In 1838, Joseph Smith began a history of his life and the early days of the Latter-day Saint movement. Over the next eighteen years, scribes and church historians extended the account until it covered Joseph Smith’s entire life. This narrative is found within the larger Manuscript History of the Church and comprises six large volumes. It was published serially in church newspapers beginning in 1842 and, beginning in 1902, was published in book form by B. H. Roberts as The History of the Church of Jesus Christ of Latter-day Saints. The excerpt from Joseph Smith’s history found in the Pearl of Great Price begins with a summary of the circumstances of Joseph Smith’s birth and early life leading up to his first vision of Deity. The excerpt also describes visits from the angel Moroni, Joseph Smith’s unearthing of the gold plates, his marriage to Emma Hale, his translation of the Book of Mormon, the restoration of the Aaronic Priesthood through John the Baptist, and Joseph Smith’s and Oliver Cowdery’s baptisms.
A long endnote in the current edition of the Pearl of Great Price includes excerpts from a series of letters Oliver Cowdery wrote to William W. Phelps about the angel Moroni’s visits with Joseph Smith, the discovery of the gold plates containing the Book of Mormon, and Cowdery’s experiences acting as scribe for Smith. The letters were published in the church newspaper Latter Day Saints’ Messenger and Advocate in October 1834 and copied into an earlier Joseph Smith history.
For more information about the various accounts of Joseph Smith’s first vision, see Primary Accounts of Joseph Smith’s First Vision of Deity.
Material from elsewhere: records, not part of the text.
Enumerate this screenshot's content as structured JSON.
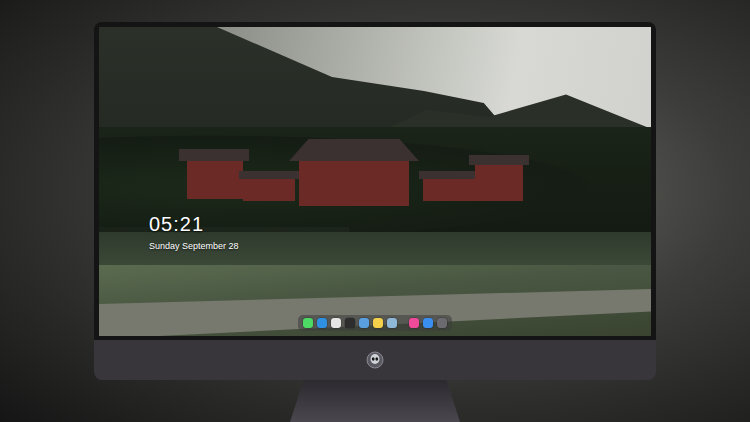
{
  "lock_screen": {
    "time": "05:21",
    "date": "Sunday September 28"
  },
  "dock": [
    {
      "color": "#4cd964"
    },
    {
      "color": "#2f8fe0"
    },
    {
      "color": "#e6e6e6"
    },
    {
      "color": "#2d2d2d"
    },
    {
      "color": "#5aa0e0"
    },
    {
      "color": "#f5d04a"
    },
    {
      "color": "#8fb8d8"
    },
    {
      "color": "#f04a9a"
    },
    {
      "color": "#3a8ef0"
    },
    {
      "color": "#6a6a70"
    }
  ]
}
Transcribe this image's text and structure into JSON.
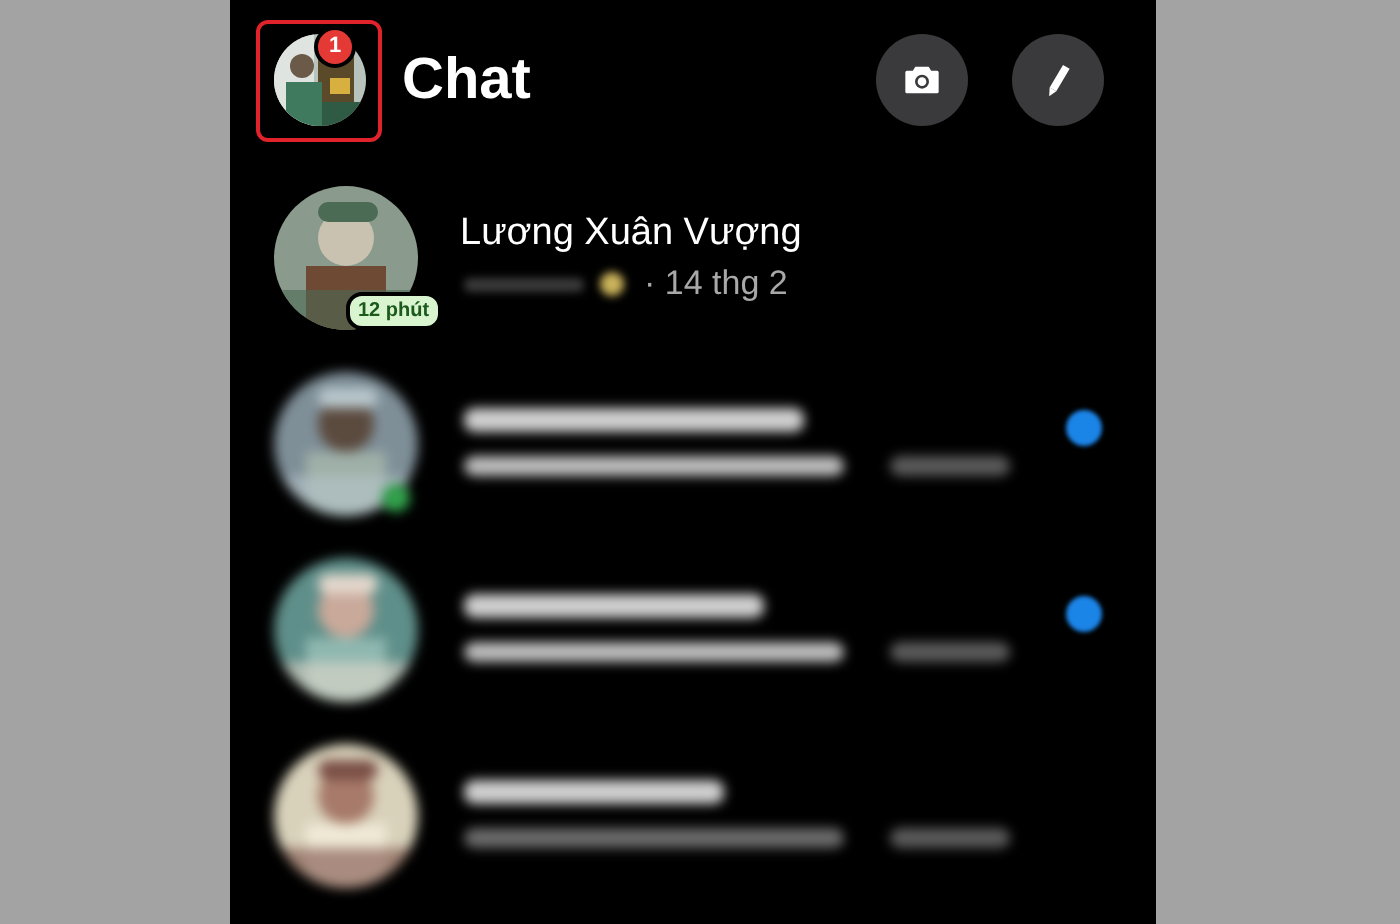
{
  "header": {
    "title": "Chat",
    "notification_count": "1",
    "highlighted": true
  },
  "actions": [
    {
      "kind": "camera"
    },
    {
      "kind": "compose"
    }
  ],
  "chats": [
    {
      "kind": "visible",
      "name": "Lương Xuân Vượng",
      "time": "· 14 thg 2",
      "active_ago": "12 phút",
      "unread": false,
      "online": false
    },
    {
      "kind": "blurred",
      "unread": true,
      "online": true
    },
    {
      "kind": "blurred",
      "unread": true,
      "online": false
    },
    {
      "kind": "blurred",
      "unread": false,
      "online": false
    }
  ]
}
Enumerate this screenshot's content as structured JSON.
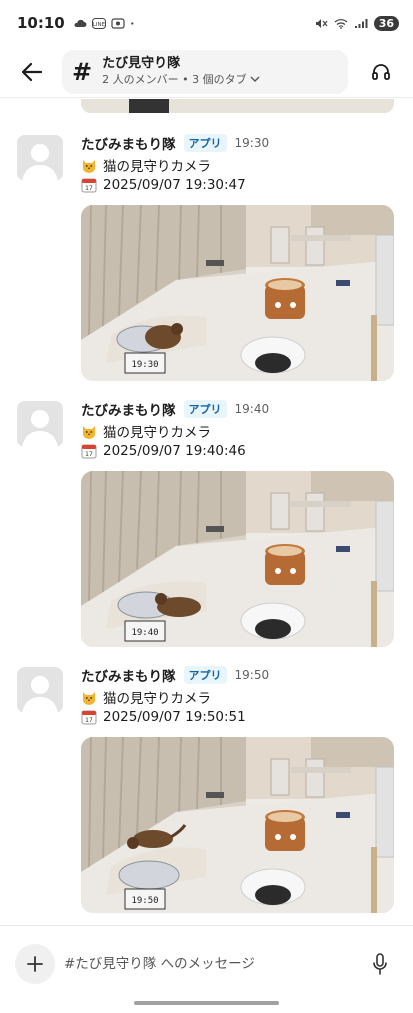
{
  "status_bar": {
    "time": "10:10",
    "battery": "36",
    "icons": [
      "cloud-icon",
      "line-icon",
      "screen-record-icon",
      "dot-icon",
      "mute-icon",
      "wifi-icon",
      "signal-icon",
      "battery-icon"
    ]
  },
  "header": {
    "channel_name": "たび見守り隊",
    "channel_sub": "2 人のメンバー • 3 個のタブ",
    "hash": "#"
  },
  "messages": [
    {
      "sender": "たびみまもり隊",
      "badge": "アプリ",
      "time": "19:30",
      "line1": "猫の見守りカメラ",
      "line2": "2025/09/07 19:30:47",
      "cat_position": "on-mat-right"
    },
    {
      "sender": "たびみまもり隊",
      "badge": "アプリ",
      "time": "19:40",
      "line1": "猫の見守りカメラ",
      "line2": "2025/09/07 19:40:46",
      "cat_position": "lying-on-mat"
    },
    {
      "sender": "たびみまもり隊",
      "badge": "アプリ",
      "time": "19:50",
      "line1": "猫の見守りカメラ",
      "line2": "2025/09/07 19:50:51",
      "cat_position": "walking-left"
    }
  ],
  "composer": {
    "placeholder": "#たび見守り隊 へのメッセージ"
  },
  "colors": {
    "badge_bg": "#e8f5fa",
    "badge_text": "#1264a3",
    "battery_bg": "#3a3a3a"
  }
}
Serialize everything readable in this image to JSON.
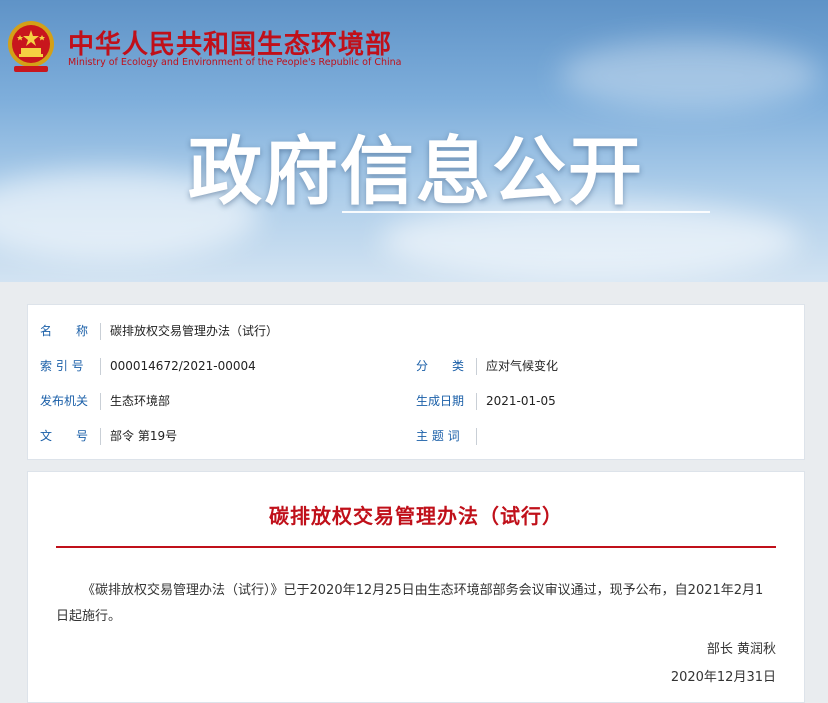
{
  "header": {
    "site_title": "中华人民共和国生态环境部",
    "site_subtitle": "Ministry of Ecology and Environment of the People's Republic of China",
    "banner_title": "政府信息公开",
    "emblem_icon": "national-emblem-icon"
  },
  "meta": {
    "name_label": "名　　称",
    "name_value": "碳排放权交易管理办法（试行）",
    "index_label": "索 引 号",
    "index_value": "000014672/2021-00004",
    "category_label": "分　　类",
    "category_value": "应对气候变化",
    "issuer_label": "发布机关",
    "issuer_value": "生态环境部",
    "date_label": "生成日期",
    "date_value": "2021-01-05",
    "docno_label": "文　　号",
    "docno_value": "部令 第19号",
    "subject_label": "主 题 词",
    "subject_value": ""
  },
  "document": {
    "title": "碳排放权交易管理办法（试行）",
    "body": "《碳排放权交易管理办法（试行）》已于2020年12月25日由生态环境部部务会议审议通过，现予公布，自2021年2月1日起施行。",
    "signer": "部长  黄润秋",
    "sign_date": "2020年12月31日"
  },
  "colors": {
    "brand_red": "#c0101a",
    "label_blue": "#1a5fa8"
  }
}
This thirteen-point summary of the beliefs of Latter-day Saints, now known as the Articles of Faith, was included in a letter from Joseph Smith to John Wentworth, the editor of the Chicago Democrat. The original “Wentworth letter” has not been located, but a copy was published in the Times and Seasons in March 1842. The Articles of Faith build on a summary of beliefs presented in Orson Pratt’s A[n] Interesting Account of Several Remarkable Visions.